Legislation to regulate daily fantasy sports has been proposed in New Jersey. The proposal allows a casino licensee or a DFS provider to operate a DFS game, while setting certain parameters. The requirements include: (1) the outcome must be determined by statistics generated by actual individuals participating in real professional or collegiate athletic events; (2) all prizes offered must be established and disclosed in advance to all participants; and (3) the outcome cannot be solely based on the performance of one athlete or of a single team or combination of real teams. The proposal classifies DFS games as a game of skill, not a game of chance, and resembles the current regulations excluding any entry fee, management fee, or other revenue generated from a game from gross revenue. Such a proposal treats DFS different than any other game offered by casinos in New Jersey and essentially ignores almost all current law on the matter. Furthermore, such an approach deprives the State of potential revenue which could be dedicated to senior citizens and disabled residents as described above. This anticipated legislation appears to be what the DFS industry supports: a semi-regulated industry subject to no gaming taxes.
C. Declare DFS as Unregulated

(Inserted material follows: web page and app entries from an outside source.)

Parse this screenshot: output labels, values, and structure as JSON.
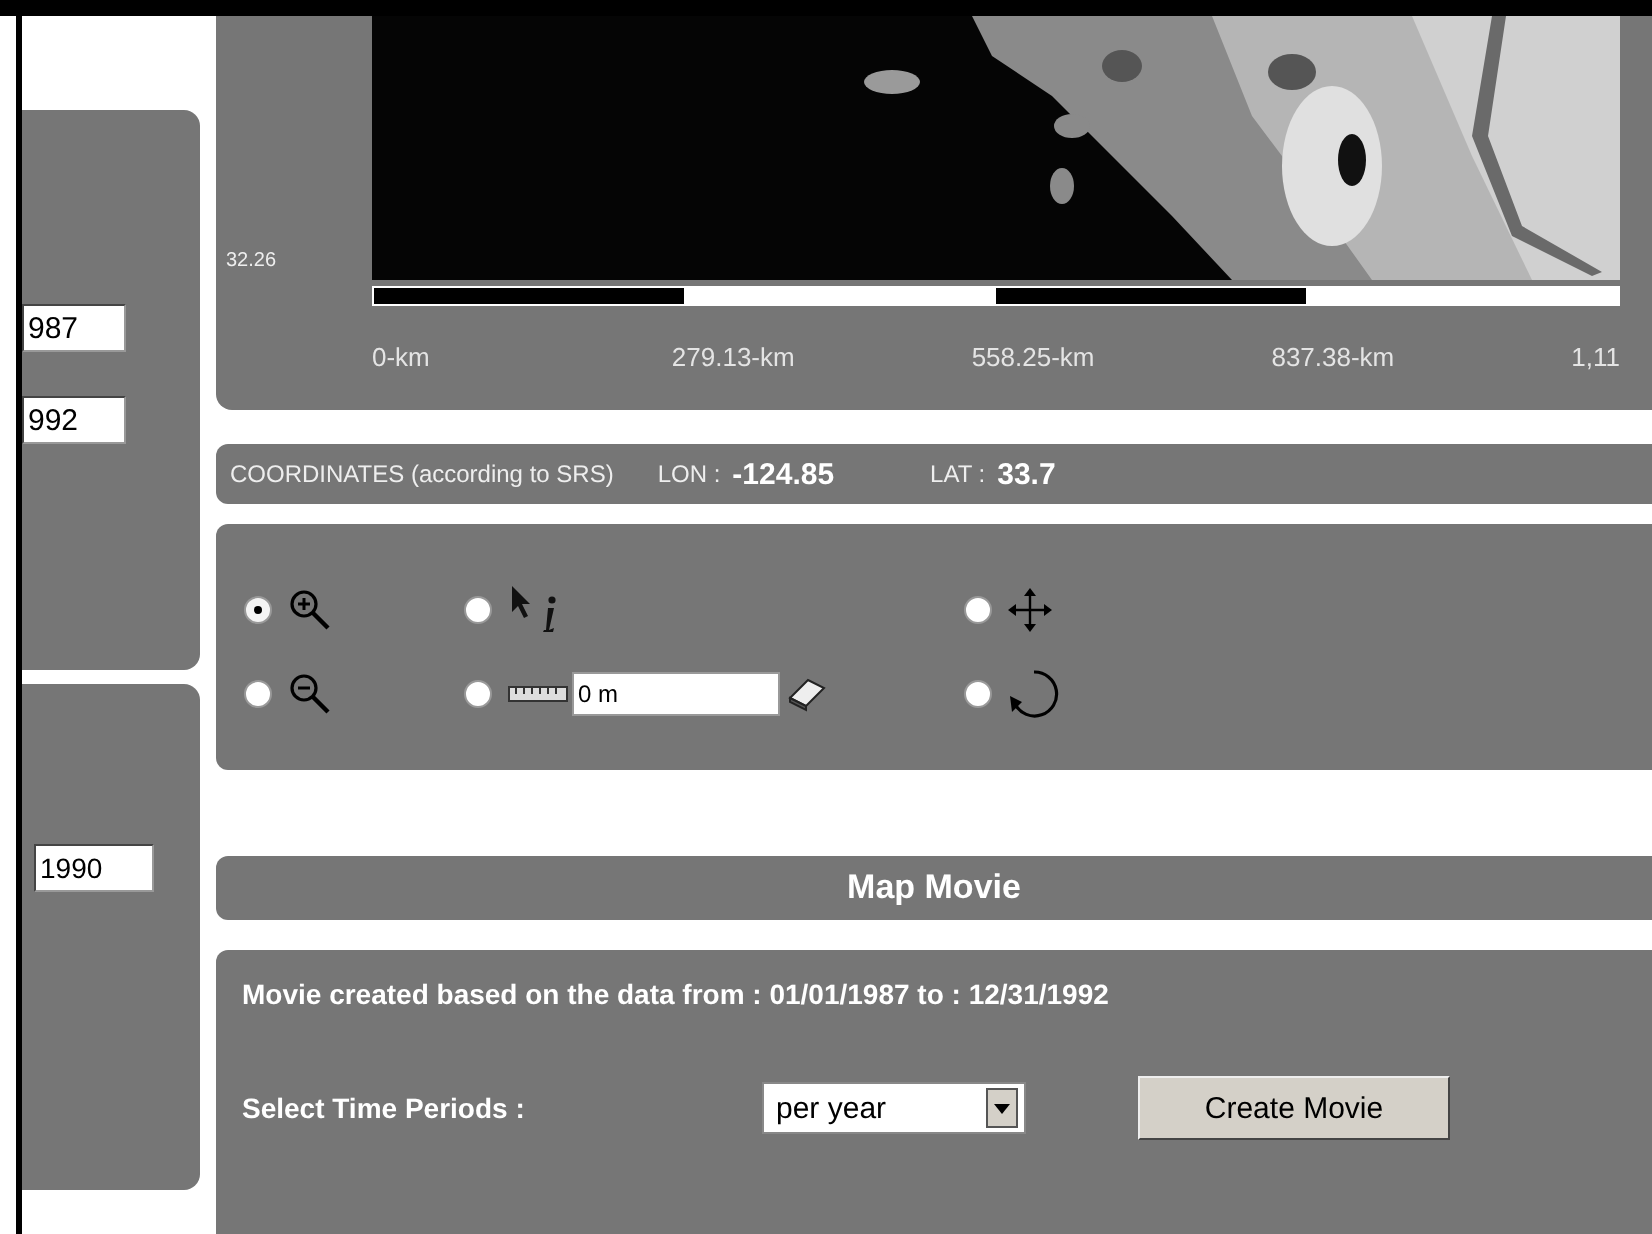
{
  "left_panels": [
    {
      "fields": [
        "987",
        "992"
      ]
    },
    {
      "fields": [
        "1990"
      ]
    }
  ],
  "map": {
    "latitude_label": "32.26",
    "scale_labels": [
      "0-km",
      "279.13-km",
      "558.25-km",
      "837.38-km",
      "1,11"
    ]
  },
  "coordinates": {
    "label": "COORDINATES (according to SRS)",
    "lon_label": "LON :",
    "lon": "-124.85",
    "lat_label": "LAT :",
    "lat": "33.7"
  },
  "tools": [
    {
      "kind": "zoom-in",
      "selected": true
    },
    {
      "kind": "info",
      "selected": false
    },
    {
      "kind": "pan",
      "selected": false
    },
    {
      "kind": "zoom-out",
      "selected": false
    },
    {
      "kind": "measure",
      "selected": false,
      "value": "0 m"
    },
    {
      "kind": "rotate",
      "selected": false
    }
  ],
  "movie": {
    "title": "Map Movie",
    "description": "Movie created based on the data from : 01/01/1987 to : 12/31/1992",
    "period_label": "Select Time Periods :",
    "period": "per year",
    "button": "Create Movie"
  }
}
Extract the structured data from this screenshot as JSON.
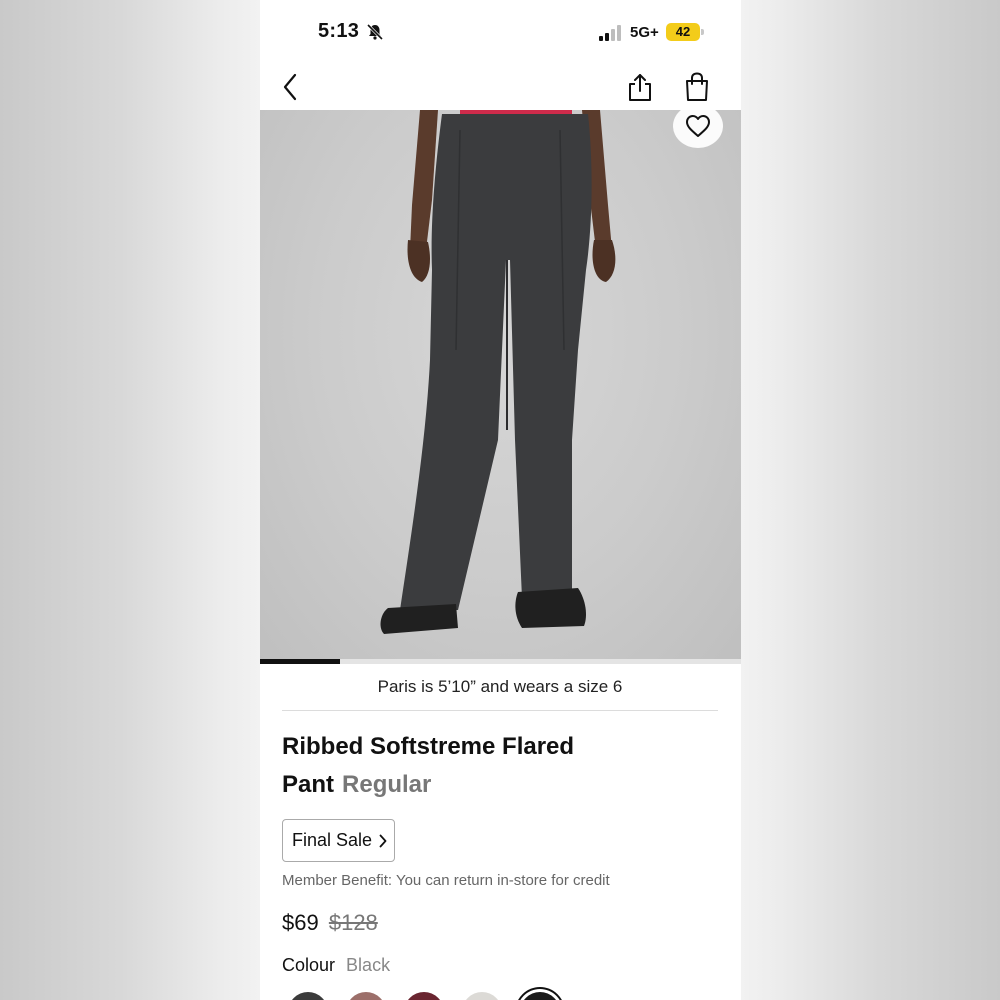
{
  "status_bar": {
    "time": "5:13",
    "network": "5G+",
    "battery": "42"
  },
  "nav": {
    "back": "chevron-left-icon",
    "share": "share-icon",
    "bag": "shopping-bag-icon"
  },
  "gallery": {
    "wishlist_icon": "heart-icon",
    "position_fraction": 0.167
  },
  "model_info": "Paris is 5’10” and wears a size 6",
  "product": {
    "name": "Ribbed Softstreme Flared Pant",
    "fit": "Regular",
    "final_sale_label": "Final Sale",
    "member_benefit": "Member Benefit: You can return in-store for credit",
    "price": "$69",
    "original_price": "$128",
    "colour_label": "Colour",
    "colour_value": "Black",
    "swatches": [
      {
        "color": "#3b3b3b",
        "selected": false
      },
      {
        "color": "#9c6f6a",
        "selected": false
      },
      {
        "color": "#6a2530",
        "selected": false
      },
      {
        "color": "#dcdad6",
        "selected": false
      },
      {
        "color": "#1a1a1a",
        "selected": true
      }
    ]
  },
  "colors": {
    "accent": "#111111",
    "battery": "#f3cc1a",
    "muted_text": "#777777"
  }
}
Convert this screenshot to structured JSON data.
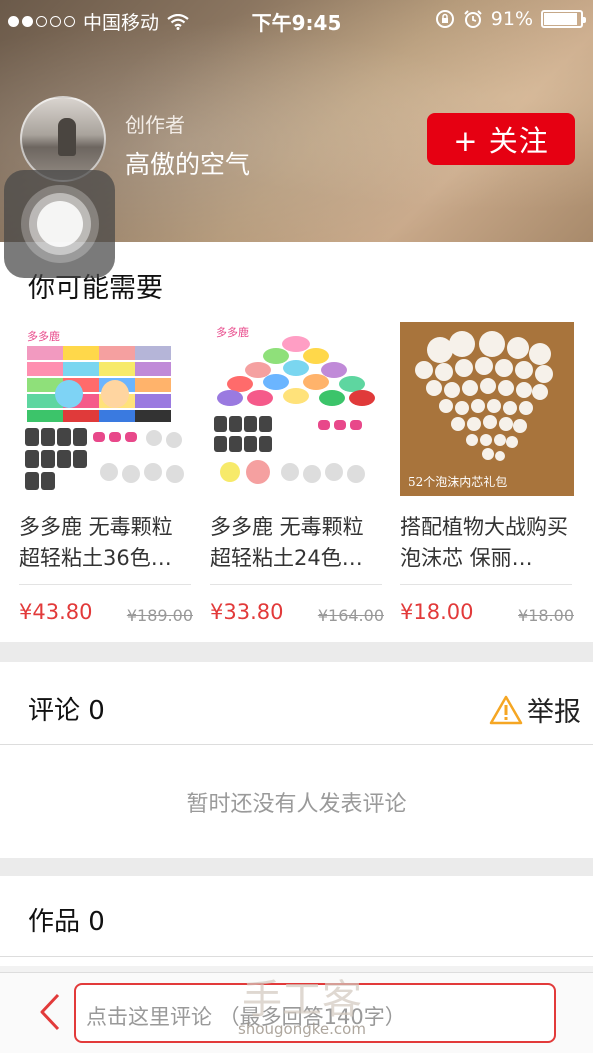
{
  "status_bar": {
    "carrier": "中国移动",
    "time": "下午9:45",
    "battery_percent": "91%",
    "battery_level": 0.91,
    "signal_bars_filled": 2,
    "signal_bars_total": 5
  },
  "creator": {
    "label": "创作者",
    "name": "高傲的空气",
    "follow_label": "+ 关注"
  },
  "recommend": {
    "title": "你可能需要",
    "products": [
      {
        "name": "多多鹿 无毒颗粒超轻粘土36色…",
        "price": "¥43.80",
        "old_price": "¥189.00",
        "brand": "多多鹿"
      },
      {
        "name": "多多鹿 无毒颗粒超轻粘土24色…",
        "price": "¥33.80",
        "old_price": "¥164.00",
        "brand": "多多鹿"
      },
      {
        "name": "搭配植物大战购买泡沫芯 保丽…",
        "price": "¥18.00",
        "old_price": "¥18.00",
        "caption": "52个泡沫内芯礼包"
      }
    ]
  },
  "comments": {
    "title": "评论 0",
    "report_label": "举报",
    "empty_text": "暂时还没有人发表评论"
  },
  "works": {
    "title": "作品 0"
  },
  "bottom": {
    "placeholder": "点击这里评论 （最多回答140字）",
    "watermark_big": "手工客",
    "watermark_small": "shougongke.com"
  },
  "colors": {
    "accent": "#e60012",
    "price": "#e23a3a",
    "warning": "#f5a623"
  }
}
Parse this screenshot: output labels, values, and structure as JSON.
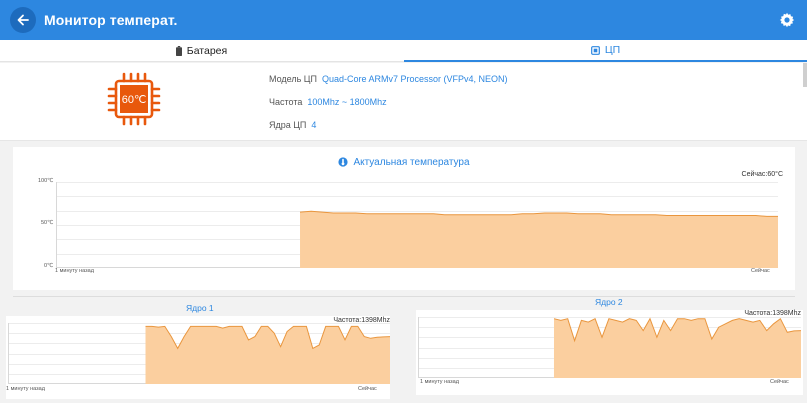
{
  "header": {
    "title": "Монитор температ.",
    "back_icon": "arrow-left-icon",
    "settings_icon": "gear-icon",
    "color": "#2d87e0"
  },
  "tabs": [
    {
      "label": "Батарея",
      "icon": "battery-icon",
      "active": false
    },
    {
      "label": "ЦП",
      "icon": "cpu-icon",
      "active": true
    }
  ],
  "cpu_info": {
    "temperature": "60℃",
    "model_label": "Модель ЦП",
    "model_value": "Quad-Core ARMv7 Processor (VFPv4, NEON)",
    "freq_label": "Частота",
    "freq_value": "100Mhz ~ 1800Mhz",
    "cores_label": "Ядра ЦП",
    "cores_value": "4"
  },
  "main_chart": {
    "title": "Актуальная температура",
    "icon": "thermometer-icon",
    "now": "Сейчас:60°C",
    "y_ticks": [
      "100℃",
      "50℃",
      "0℃"
    ],
    "x_start": "1 минуту назад",
    "x_end": "Сейчас"
  },
  "core1": {
    "title": "Ядро 1",
    "freq": "Частота:1398Mhz",
    "x_start": "1 минуту назад",
    "x_end": "Сейчас"
  },
  "core2": {
    "title": "Ядро 2",
    "freq": "Частота:1398Mhz",
    "x_start": "1 минуту назад",
    "x_end": "Сейчас"
  },
  "chart_data": [
    {
      "type": "area",
      "title": "Актуальная температура",
      "ylim": [
        0,
        100
      ],
      "y_ticks": [
        0,
        50,
        100
      ],
      "x_range": [
        "1 минуту назад",
        "Сейчас"
      ],
      "start_fraction": 0.338,
      "values": [
        65,
        66,
        65,
        64,
        64,
        64,
        63,
        63,
        63,
        63,
        63,
        63,
        63,
        62,
        62,
        62,
        62,
        62,
        62,
        62,
        63,
        63,
        64,
        64,
        64,
        63,
        63,
        63,
        62,
        62,
        62,
        62,
        62,
        61,
        61,
        61,
        61,
        61,
        61,
        61,
        61,
        61,
        60,
        60
      ]
    },
    {
      "type": "area",
      "title": "Ядро 1",
      "ylim": [
        0,
        1800
      ],
      "x_range": [
        "1 минуту назад",
        "Сейчас"
      ],
      "start_fraction": 0.36,
      "values": [
        1700,
        1700,
        1680,
        1700,
        1400,
        1050,
        1400,
        1700,
        1700,
        1700,
        1700,
        1700,
        1650,
        1700,
        1700,
        1700,
        1300,
        1400,
        1700,
        1700,
        1500,
        1100,
        1550,
        1700,
        1700,
        1700,
        1050,
        1150,
        1700,
        1700,
        1700,
        1300,
        1700,
        1700,
        1400,
        1350,
        1380,
        1390,
        1398
      ]
    },
    {
      "type": "area",
      "title": "Ядро 2",
      "ylim": [
        0,
        1800
      ],
      "x_range": [
        "1 минуту назад",
        "Сейчас"
      ],
      "start_fraction": 0.355,
      "values": [
        1750,
        1700,
        1750,
        1100,
        1700,
        1650,
        1750,
        1200,
        1750,
        1700,
        1650,
        1750,
        1700,
        1400,
        1750,
        1200,
        1700,
        1400,
        1750,
        1750,
        1700,
        1750,
        1750,
        1150,
        1500,
        1600,
        1700,
        1750,
        1700,
        1650,
        1700,
        1400,
        1600,
        1750,
        1350,
        1390,
        1398
      ]
    }
  ]
}
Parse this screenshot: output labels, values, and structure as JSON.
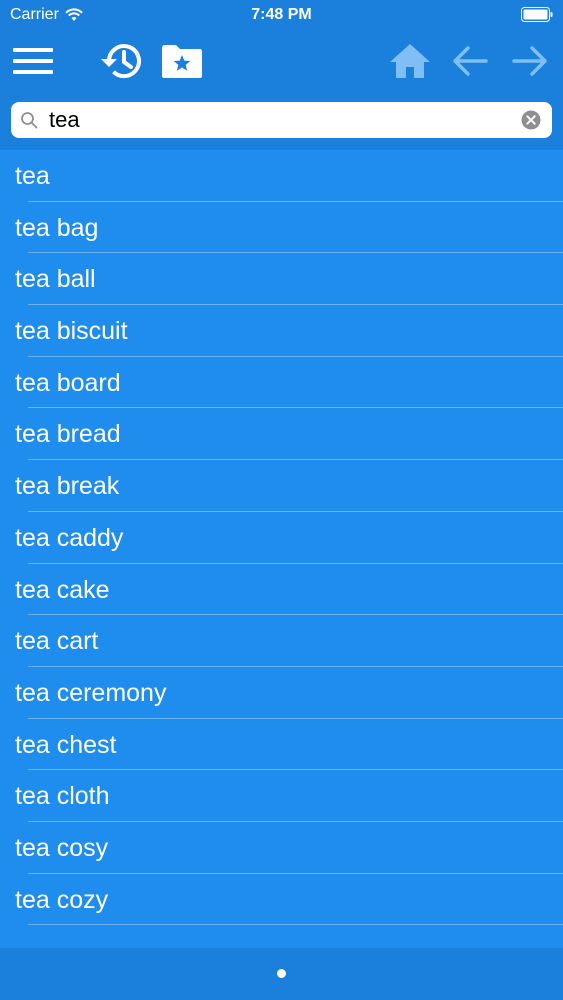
{
  "status_bar": {
    "carrier": "Carrier",
    "time": "7:48 PM"
  },
  "toolbar": {
    "menu_icon": "hamburger-menu-icon",
    "history_icon": "history-clock-icon",
    "favorites_icon": "folder-star-icon",
    "home_icon": "home-icon",
    "back_icon": "arrow-left-icon",
    "forward_icon": "arrow-right-icon"
  },
  "search": {
    "value": "tea",
    "icon": "search-icon",
    "clear_icon": "clear-icon"
  },
  "results": [
    {
      "label": "tea"
    },
    {
      "label": "tea bag"
    },
    {
      "label": "tea ball"
    },
    {
      "label": "tea biscuit"
    },
    {
      "label": "tea board"
    },
    {
      "label": "tea bread"
    },
    {
      "label": "tea break"
    },
    {
      "label": "tea caddy"
    },
    {
      "label": "tea cake"
    },
    {
      "label": "tea cart"
    },
    {
      "label": "tea ceremony"
    },
    {
      "label": "tea chest"
    },
    {
      "label": "tea cloth"
    },
    {
      "label": "tea cosy"
    },
    {
      "label": "tea cozy"
    }
  ],
  "colors": {
    "bar": "#1b7fdc",
    "list": "#1f8ded",
    "icon_dim": "#7fbff5"
  }
}
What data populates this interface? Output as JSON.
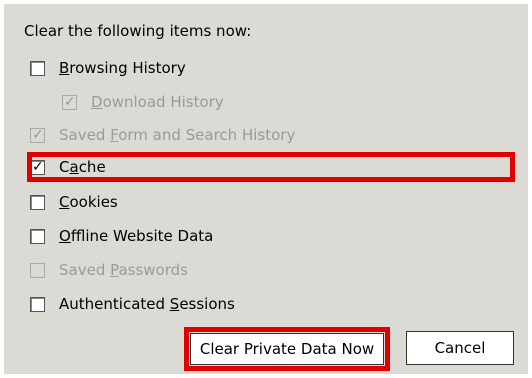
{
  "dialog": {
    "heading": "Clear the following items now:",
    "items": [
      {
        "label": "Browsing History",
        "access_key": "B",
        "checked": false,
        "enabled": true
      },
      {
        "label": "Download History",
        "access_key": "D",
        "checked": true,
        "enabled": false
      },
      {
        "label": "Saved Form and Search History",
        "access_key": "F",
        "checked": true,
        "enabled": false
      },
      {
        "label": "Cache",
        "access_key": "a",
        "checked": true,
        "enabled": true
      },
      {
        "label": "Cookies",
        "access_key": "C",
        "checked": false,
        "enabled": true
      },
      {
        "label": "Offline Website Data",
        "access_key": "O",
        "checked": false,
        "enabled": true
      },
      {
        "label": "Saved Passwords",
        "access_key": "P",
        "checked": false,
        "enabled": false
      },
      {
        "label": "Authenticated Sessions",
        "access_key": "S",
        "checked": false,
        "enabled": true
      }
    ],
    "buttons": {
      "clear_label": "Clear Private Data Now",
      "cancel_label": "Cancel"
    }
  },
  "colors": {
    "panel_bg": "#dcdad4",
    "highlight": "#e00000",
    "disabled_text": "#9a9a9a"
  }
}
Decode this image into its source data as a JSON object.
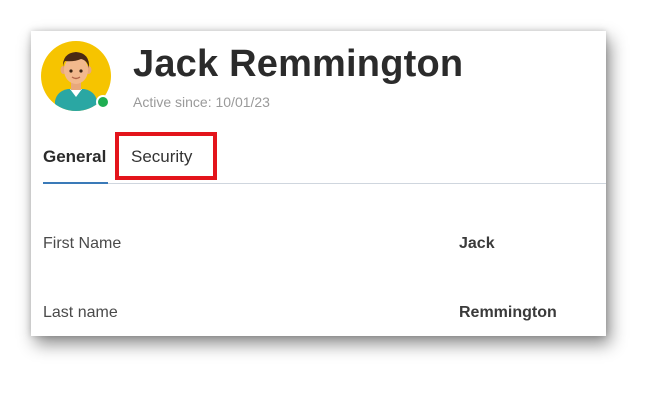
{
  "profile": {
    "name": "Jack Remmington",
    "active_since": "Active since: 10/01/23",
    "avatar_icon": "person-avatar-icon",
    "status_color": "#1fae52",
    "avatar_bg": "#f6c400"
  },
  "tabs": [
    {
      "label": "General",
      "selected": true
    },
    {
      "label": "Security",
      "selected": false,
      "highlighted": true
    }
  ],
  "fields": [
    {
      "label": "First Name",
      "value": "Jack"
    },
    {
      "label": "Last name",
      "value": "Remmington"
    }
  ],
  "colors": {
    "accent": "#3a7ab8",
    "highlight": "#e3141b"
  }
}
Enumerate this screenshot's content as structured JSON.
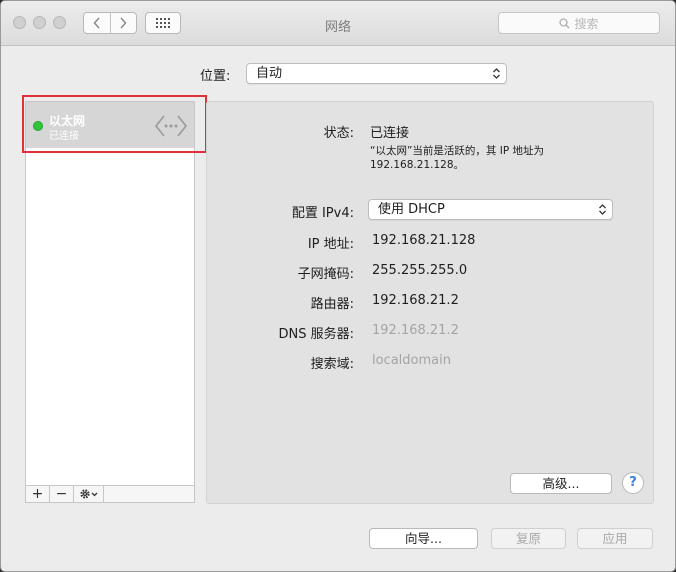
{
  "window": {
    "title": "网络",
    "search_placeholder": "搜索"
  },
  "location": {
    "label": "位置:",
    "value": "自动"
  },
  "services": [
    {
      "name": "以太网",
      "status": "已连接",
      "status_color": "#2ec53a",
      "icon": "ethernet-arrows-icon"
    }
  ],
  "list_toolbar": {
    "add": "+",
    "remove": "−"
  },
  "details": {
    "status_label": "状态:",
    "status_value": "已连接",
    "status_desc_line1": "“以太网”当前是活跃的，其 IP 地址为",
    "status_desc_line2": "192.168.21.128。",
    "config_label": "配置 IPv4:",
    "config_value": "使用 DHCP",
    "ip_label": "IP 地址:",
    "ip_value": "192.168.21.128",
    "mask_label": "子网掩码:",
    "mask_value": "255.255.255.0",
    "router_label": "路由器:",
    "router_value": "192.168.21.2",
    "dns_label": "DNS 服务器:",
    "dns_value": "192.168.21.2",
    "search_domain_label": "搜索域:",
    "search_domain_value": "localdomain",
    "advanced_button": "高级...",
    "help_button": "?"
  },
  "footer": {
    "assist_button": "向导...",
    "revert_button": "复原",
    "apply_button": "应用"
  },
  "colors": {
    "highlight": "#e0303a",
    "connected": "#2ec53a"
  }
}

A final option would be the most complex and potentially involves repealing all statutes related to games of chance and skill, thus nullifying any gambling prohibitions, thus legalizing DFS. This represents the least feasible option as it would then allow gambling outside of currently regulated facilities in New Jersey by unlicensed entities. This could also run afoul of the state constitutional limitations on how gaming is regulated by leaving no regulatory structures in place.
New Jersey, home to the second largest gaming marketplace in the nation, has an opportunity to protect consumers, while fostering a vibrant growing marketplace. At the same time, the appropriate classification of DFS as gambling should occur. While some may fear this will result in residents not being able to play these games, which is far from the truth. Simultaneously, the State should take the opportunity to design a regulatory framework, applying existing standards for regulating gaming and taxing gross revenues, whether from an in-person or Internet wager, and apply it to DFS operators, allowing the State to protect consumers, while also realizing revenue for valuable programs supporting vulnerable populations, all while not permitting a gambling enterprise to operate in a regulatory vacuum.
*Christopher Hughes received his J.D. from Rutgers School of Law - Camden in 2015. He served as Managing Notes Editor for the Rutgers Journal of Law and Public Policy from 2014-2015.